**EXERCISE GOAL:** What lines of the data below hold the string "taak"? Copy each one out.

Items from a dataset
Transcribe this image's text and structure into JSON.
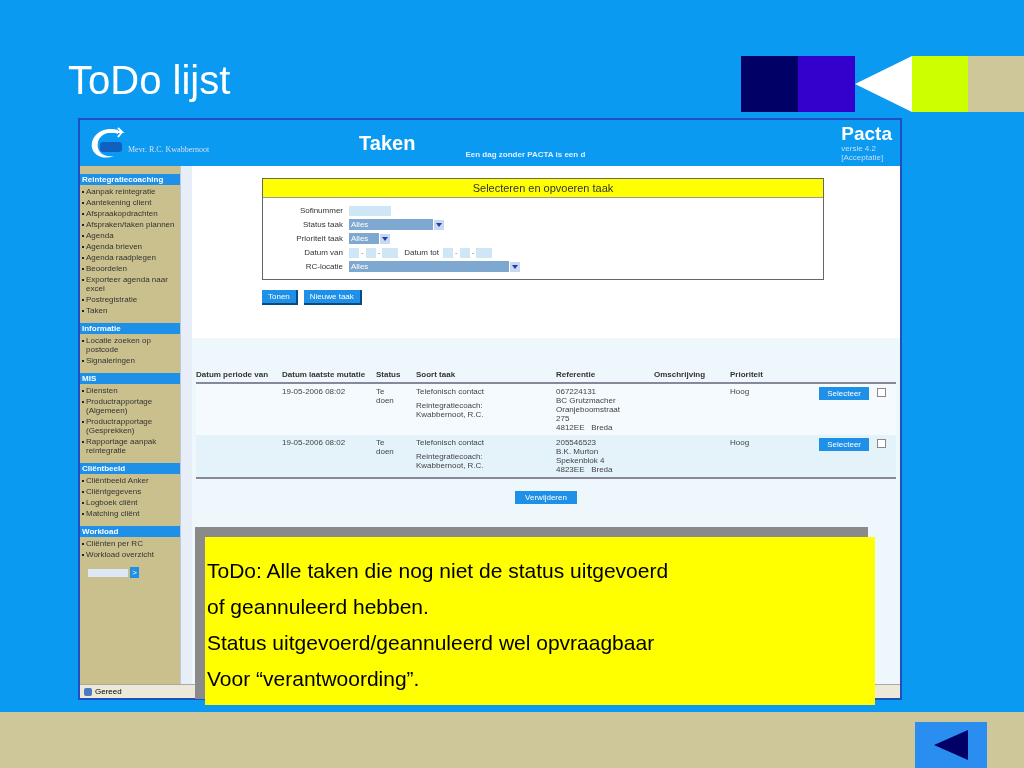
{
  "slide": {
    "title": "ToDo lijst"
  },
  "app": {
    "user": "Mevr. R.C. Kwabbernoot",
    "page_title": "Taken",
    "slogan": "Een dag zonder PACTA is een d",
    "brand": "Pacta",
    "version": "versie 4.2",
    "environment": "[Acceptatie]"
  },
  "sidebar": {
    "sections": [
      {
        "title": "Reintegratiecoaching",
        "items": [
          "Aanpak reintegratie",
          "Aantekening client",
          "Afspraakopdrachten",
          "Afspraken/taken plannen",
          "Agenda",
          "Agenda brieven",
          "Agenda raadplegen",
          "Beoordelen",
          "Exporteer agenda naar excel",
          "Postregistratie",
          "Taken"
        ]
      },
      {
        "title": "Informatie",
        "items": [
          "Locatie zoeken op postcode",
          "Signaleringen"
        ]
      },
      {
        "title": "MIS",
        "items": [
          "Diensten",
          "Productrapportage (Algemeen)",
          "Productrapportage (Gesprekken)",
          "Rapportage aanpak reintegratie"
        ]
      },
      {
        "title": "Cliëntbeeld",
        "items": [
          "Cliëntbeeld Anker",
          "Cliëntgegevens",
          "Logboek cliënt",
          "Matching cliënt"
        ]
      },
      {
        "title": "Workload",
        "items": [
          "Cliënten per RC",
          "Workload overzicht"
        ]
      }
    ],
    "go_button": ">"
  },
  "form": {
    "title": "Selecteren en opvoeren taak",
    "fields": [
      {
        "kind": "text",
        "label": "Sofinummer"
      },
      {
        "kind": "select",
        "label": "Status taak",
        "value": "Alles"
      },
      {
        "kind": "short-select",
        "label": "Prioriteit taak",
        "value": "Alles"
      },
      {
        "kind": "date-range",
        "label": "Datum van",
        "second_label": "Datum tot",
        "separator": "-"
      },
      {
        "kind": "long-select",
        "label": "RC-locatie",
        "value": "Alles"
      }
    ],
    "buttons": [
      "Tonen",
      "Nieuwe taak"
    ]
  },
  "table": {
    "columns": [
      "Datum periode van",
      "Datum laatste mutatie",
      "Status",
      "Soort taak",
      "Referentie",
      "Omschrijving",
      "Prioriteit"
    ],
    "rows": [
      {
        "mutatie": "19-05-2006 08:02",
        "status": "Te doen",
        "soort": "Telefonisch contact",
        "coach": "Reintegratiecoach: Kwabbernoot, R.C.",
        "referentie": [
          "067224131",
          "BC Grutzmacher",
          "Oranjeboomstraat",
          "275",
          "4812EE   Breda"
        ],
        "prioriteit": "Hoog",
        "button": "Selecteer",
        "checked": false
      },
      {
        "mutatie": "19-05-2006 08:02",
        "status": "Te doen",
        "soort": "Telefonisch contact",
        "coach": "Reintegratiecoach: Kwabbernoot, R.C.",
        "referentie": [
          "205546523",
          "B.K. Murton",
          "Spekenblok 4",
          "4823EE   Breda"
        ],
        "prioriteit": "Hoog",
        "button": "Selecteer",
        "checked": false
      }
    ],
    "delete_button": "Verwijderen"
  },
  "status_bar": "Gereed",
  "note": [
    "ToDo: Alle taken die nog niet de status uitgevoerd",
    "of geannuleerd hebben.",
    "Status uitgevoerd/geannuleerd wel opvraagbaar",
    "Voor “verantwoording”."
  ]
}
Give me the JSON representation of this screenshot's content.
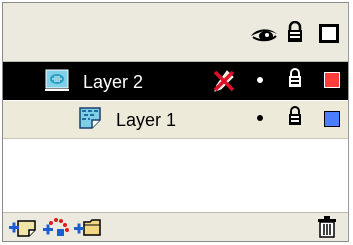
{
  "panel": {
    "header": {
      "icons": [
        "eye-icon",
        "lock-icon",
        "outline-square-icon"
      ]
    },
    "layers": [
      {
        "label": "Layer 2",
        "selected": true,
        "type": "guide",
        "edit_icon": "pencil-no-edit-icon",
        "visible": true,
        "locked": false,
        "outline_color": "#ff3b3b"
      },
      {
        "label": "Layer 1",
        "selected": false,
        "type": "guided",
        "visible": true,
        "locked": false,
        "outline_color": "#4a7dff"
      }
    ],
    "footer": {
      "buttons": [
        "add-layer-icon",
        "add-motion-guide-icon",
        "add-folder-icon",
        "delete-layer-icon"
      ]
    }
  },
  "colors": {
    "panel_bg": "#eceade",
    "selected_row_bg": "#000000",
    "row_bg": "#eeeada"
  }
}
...
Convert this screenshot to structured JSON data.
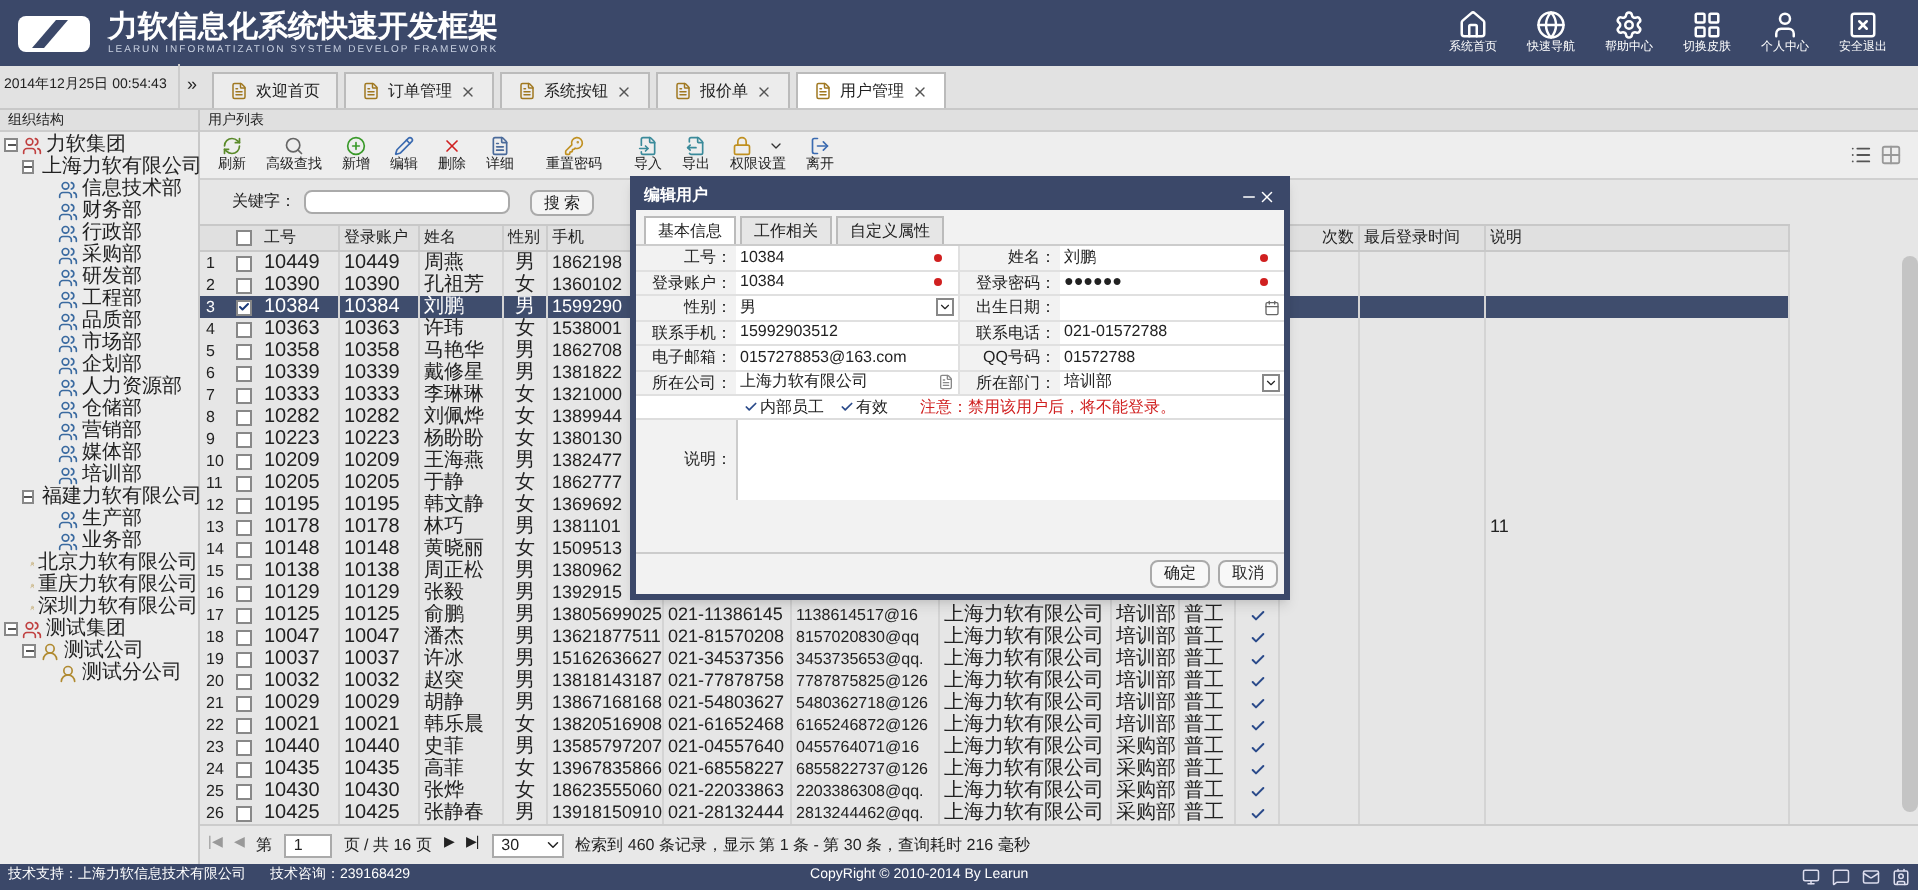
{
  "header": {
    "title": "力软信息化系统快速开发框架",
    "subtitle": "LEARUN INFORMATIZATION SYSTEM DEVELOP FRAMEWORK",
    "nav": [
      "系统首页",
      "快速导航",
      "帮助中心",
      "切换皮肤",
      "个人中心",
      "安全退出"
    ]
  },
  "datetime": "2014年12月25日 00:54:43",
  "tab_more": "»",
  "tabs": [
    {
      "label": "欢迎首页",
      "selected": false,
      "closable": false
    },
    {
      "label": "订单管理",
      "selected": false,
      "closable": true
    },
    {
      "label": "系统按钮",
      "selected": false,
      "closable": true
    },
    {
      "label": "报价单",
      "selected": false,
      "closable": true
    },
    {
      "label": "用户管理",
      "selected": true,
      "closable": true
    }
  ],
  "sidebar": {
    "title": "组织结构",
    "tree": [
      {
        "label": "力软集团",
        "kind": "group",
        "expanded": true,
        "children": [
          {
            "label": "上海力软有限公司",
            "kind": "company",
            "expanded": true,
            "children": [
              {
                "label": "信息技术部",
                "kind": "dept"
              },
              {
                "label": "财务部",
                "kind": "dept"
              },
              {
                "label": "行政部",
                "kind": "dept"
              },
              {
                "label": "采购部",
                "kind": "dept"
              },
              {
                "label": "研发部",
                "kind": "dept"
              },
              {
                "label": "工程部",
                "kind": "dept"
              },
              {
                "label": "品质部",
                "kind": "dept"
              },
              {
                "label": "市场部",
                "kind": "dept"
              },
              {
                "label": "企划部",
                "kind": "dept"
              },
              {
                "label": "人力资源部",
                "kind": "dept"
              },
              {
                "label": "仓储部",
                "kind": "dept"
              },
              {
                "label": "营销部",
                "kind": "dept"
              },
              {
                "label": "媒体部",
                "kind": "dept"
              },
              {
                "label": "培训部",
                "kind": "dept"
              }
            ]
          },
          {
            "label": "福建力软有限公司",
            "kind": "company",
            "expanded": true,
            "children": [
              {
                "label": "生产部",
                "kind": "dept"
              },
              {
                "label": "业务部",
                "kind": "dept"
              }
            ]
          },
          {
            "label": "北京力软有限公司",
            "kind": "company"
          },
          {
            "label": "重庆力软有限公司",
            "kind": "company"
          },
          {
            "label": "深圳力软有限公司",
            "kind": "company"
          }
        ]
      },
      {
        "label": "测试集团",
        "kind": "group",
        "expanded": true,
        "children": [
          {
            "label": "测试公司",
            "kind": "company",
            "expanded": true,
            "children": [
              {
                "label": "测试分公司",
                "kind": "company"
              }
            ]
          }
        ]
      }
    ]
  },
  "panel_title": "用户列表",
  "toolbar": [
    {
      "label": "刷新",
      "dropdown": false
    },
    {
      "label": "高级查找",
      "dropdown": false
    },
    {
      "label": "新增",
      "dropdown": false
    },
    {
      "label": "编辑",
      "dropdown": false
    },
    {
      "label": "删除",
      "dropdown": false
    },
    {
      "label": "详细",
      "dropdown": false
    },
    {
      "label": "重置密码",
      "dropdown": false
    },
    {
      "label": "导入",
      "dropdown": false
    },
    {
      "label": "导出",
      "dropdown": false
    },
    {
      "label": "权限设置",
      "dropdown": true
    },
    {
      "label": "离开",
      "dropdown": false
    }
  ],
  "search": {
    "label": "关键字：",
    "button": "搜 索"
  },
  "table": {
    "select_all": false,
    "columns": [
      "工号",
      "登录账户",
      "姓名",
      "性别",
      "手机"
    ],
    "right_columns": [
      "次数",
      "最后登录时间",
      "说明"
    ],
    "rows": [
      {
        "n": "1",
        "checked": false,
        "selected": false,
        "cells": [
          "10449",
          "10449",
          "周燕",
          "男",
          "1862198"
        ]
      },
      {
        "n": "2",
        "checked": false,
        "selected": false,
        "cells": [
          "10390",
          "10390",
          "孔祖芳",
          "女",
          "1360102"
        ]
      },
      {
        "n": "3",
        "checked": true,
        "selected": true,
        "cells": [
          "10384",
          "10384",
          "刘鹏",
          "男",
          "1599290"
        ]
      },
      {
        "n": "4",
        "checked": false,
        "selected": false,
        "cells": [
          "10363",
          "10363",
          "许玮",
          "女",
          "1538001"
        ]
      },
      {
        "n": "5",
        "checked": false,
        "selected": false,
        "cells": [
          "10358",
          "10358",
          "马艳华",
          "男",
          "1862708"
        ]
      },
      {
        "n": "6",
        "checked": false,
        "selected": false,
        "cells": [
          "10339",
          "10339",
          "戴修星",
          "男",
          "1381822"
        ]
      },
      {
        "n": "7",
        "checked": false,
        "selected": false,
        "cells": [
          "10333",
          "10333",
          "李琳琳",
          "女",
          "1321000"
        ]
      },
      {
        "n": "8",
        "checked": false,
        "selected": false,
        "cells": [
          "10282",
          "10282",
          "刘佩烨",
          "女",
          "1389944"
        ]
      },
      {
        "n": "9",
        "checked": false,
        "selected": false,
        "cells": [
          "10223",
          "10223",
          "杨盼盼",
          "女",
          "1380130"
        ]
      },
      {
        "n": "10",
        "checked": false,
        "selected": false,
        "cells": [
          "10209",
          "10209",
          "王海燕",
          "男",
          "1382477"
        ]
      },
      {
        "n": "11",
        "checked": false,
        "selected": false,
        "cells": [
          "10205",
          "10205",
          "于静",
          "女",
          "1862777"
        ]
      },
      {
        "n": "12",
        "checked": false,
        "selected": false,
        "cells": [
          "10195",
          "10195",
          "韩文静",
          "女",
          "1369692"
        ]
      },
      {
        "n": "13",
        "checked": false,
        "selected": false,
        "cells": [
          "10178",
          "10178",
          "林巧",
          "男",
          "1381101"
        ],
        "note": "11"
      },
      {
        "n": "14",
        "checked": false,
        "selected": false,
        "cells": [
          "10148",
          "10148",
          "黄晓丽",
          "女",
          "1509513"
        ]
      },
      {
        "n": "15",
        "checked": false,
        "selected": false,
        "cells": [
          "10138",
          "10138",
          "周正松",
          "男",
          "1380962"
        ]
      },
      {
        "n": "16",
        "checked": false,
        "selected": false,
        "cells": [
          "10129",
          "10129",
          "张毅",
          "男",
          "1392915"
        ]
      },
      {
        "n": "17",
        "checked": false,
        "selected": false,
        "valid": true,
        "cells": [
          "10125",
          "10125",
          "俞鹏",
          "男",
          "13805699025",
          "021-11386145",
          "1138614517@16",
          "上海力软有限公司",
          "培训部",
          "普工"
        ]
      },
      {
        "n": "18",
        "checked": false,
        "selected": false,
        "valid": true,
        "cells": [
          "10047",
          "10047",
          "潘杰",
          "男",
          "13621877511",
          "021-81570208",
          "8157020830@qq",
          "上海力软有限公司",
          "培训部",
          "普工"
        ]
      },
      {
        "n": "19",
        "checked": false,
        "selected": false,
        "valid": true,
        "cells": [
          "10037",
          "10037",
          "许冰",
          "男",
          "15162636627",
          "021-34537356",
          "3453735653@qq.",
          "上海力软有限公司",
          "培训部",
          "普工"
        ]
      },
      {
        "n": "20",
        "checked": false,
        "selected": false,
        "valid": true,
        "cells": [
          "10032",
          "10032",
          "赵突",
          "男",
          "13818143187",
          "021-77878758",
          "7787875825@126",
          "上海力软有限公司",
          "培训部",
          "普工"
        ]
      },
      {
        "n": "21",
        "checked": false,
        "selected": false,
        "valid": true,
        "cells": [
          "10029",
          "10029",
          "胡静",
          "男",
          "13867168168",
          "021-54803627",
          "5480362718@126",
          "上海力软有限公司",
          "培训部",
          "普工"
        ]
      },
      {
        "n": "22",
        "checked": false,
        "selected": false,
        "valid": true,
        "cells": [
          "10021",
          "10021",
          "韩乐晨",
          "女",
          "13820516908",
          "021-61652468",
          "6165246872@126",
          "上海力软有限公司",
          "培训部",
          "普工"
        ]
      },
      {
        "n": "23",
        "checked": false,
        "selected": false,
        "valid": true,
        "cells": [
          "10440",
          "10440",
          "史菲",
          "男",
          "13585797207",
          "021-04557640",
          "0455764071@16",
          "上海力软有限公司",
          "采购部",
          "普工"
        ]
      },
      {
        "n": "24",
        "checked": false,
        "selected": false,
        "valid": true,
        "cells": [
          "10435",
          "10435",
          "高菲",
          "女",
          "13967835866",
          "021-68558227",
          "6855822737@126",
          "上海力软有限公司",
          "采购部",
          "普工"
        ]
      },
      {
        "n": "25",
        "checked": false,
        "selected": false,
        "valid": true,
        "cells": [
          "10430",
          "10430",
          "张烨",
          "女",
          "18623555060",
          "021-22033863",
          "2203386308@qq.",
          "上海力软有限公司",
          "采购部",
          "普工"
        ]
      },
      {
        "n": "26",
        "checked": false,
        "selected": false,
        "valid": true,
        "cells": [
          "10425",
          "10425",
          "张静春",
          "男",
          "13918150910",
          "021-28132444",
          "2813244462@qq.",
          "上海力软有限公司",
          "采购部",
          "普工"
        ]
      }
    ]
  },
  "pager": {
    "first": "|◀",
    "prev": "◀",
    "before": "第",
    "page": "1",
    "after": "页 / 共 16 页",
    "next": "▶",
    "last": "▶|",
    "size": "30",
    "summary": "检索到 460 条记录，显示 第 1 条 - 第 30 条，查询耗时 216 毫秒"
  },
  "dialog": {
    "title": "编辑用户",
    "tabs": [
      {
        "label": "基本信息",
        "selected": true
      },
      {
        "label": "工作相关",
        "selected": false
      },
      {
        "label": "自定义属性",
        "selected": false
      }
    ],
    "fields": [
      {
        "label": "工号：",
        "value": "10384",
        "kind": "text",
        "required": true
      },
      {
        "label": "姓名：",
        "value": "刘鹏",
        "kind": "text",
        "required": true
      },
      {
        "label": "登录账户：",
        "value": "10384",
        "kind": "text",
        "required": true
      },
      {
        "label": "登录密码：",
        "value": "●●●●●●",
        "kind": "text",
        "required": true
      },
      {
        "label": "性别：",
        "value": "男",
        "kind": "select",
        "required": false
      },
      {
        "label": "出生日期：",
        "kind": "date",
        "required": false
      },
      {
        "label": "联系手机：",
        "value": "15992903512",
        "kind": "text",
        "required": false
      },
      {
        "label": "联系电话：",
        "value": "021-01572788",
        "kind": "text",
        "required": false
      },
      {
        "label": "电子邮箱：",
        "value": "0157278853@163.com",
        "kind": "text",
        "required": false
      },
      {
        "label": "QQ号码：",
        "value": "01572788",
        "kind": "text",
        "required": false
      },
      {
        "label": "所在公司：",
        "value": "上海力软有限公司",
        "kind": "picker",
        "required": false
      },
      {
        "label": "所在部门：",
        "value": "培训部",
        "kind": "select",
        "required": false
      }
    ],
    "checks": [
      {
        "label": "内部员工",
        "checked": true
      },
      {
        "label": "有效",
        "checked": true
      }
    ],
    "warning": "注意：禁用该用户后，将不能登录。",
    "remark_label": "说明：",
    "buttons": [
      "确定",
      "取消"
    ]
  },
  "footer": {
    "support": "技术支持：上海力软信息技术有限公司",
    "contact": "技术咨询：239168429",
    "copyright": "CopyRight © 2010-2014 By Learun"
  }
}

**EXPECTED OUTPUT:**
    "title": "Selecteren en opvoeren taak",
        "label": "Status taak",
        "label": "Prioriteit taak",
      "Nieuwe taak"
      "Soort taak",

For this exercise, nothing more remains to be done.